● PROBLEM STATEMENT
Scan the data, and whenever a line contains "replies", copy it.

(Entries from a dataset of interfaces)
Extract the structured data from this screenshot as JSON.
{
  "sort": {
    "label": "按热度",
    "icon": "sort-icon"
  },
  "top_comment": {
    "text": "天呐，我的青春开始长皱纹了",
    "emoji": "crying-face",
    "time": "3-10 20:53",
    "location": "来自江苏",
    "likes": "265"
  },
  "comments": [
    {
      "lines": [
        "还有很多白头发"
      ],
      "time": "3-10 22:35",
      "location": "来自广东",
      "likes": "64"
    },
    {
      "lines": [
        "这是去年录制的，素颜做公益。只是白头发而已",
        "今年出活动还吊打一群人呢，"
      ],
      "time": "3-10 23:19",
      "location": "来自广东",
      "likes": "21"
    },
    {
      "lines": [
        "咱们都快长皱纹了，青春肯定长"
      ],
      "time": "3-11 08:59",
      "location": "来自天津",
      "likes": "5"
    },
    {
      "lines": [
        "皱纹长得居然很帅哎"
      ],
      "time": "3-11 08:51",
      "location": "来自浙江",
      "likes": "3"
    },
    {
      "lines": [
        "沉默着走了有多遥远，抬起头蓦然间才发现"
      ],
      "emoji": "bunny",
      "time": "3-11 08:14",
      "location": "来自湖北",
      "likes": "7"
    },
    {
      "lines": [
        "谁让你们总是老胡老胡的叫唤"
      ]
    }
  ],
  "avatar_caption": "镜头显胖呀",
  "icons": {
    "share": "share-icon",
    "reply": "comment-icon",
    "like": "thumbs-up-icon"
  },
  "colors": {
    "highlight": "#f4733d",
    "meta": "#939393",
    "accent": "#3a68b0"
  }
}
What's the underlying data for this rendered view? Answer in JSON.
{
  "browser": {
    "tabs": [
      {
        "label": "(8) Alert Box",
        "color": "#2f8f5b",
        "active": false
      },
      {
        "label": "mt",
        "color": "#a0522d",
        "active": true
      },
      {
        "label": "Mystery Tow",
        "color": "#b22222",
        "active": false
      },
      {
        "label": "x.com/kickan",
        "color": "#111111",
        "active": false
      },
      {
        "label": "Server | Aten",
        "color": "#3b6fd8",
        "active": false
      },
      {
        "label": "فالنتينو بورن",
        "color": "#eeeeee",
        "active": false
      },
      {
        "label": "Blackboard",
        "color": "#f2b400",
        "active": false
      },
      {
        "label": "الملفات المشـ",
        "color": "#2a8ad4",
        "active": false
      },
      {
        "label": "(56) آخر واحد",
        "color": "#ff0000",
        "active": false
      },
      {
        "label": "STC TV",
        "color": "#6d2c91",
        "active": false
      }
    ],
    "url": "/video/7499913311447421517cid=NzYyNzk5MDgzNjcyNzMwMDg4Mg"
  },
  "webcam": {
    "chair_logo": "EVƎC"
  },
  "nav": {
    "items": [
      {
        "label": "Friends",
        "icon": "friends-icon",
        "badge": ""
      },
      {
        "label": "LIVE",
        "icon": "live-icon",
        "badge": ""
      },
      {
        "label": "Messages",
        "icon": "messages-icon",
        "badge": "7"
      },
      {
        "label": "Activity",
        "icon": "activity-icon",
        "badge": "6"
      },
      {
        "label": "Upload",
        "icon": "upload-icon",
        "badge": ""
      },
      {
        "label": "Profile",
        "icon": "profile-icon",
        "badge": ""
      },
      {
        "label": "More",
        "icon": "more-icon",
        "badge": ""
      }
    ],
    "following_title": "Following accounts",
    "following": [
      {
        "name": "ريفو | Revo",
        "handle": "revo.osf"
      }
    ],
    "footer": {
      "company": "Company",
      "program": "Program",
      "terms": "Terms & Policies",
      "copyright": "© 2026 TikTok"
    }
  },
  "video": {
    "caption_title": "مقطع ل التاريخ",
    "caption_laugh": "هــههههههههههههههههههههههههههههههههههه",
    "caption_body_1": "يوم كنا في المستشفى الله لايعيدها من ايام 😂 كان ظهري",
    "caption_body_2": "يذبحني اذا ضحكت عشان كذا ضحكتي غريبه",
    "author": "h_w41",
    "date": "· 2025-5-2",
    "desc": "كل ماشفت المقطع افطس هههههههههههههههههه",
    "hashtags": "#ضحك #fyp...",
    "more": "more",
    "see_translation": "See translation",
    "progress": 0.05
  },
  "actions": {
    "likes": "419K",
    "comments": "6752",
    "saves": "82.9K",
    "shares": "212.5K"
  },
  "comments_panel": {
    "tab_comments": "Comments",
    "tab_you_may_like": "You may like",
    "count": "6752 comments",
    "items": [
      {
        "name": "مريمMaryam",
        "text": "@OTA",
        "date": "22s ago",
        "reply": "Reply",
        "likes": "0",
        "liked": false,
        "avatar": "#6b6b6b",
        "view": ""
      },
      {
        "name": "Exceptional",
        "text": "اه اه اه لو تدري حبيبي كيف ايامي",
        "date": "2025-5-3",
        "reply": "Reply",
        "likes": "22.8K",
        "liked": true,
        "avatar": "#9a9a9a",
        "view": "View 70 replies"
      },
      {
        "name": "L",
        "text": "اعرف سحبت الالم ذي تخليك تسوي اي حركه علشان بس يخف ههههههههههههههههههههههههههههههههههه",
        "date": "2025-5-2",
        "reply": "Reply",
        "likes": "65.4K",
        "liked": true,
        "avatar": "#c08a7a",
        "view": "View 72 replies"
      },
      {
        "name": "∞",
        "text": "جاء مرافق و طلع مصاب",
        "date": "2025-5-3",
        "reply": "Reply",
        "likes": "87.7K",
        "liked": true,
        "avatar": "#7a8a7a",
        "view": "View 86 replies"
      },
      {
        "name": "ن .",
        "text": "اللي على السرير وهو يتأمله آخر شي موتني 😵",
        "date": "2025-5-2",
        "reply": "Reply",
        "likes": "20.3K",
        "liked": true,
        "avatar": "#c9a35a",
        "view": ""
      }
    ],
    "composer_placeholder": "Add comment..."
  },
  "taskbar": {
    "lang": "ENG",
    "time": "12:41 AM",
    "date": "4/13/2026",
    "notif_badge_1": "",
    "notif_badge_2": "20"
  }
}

● SOLUTION
        "view": "View 70 replies"
        "view": "View 72 replies"
        "view": "View 86 replies"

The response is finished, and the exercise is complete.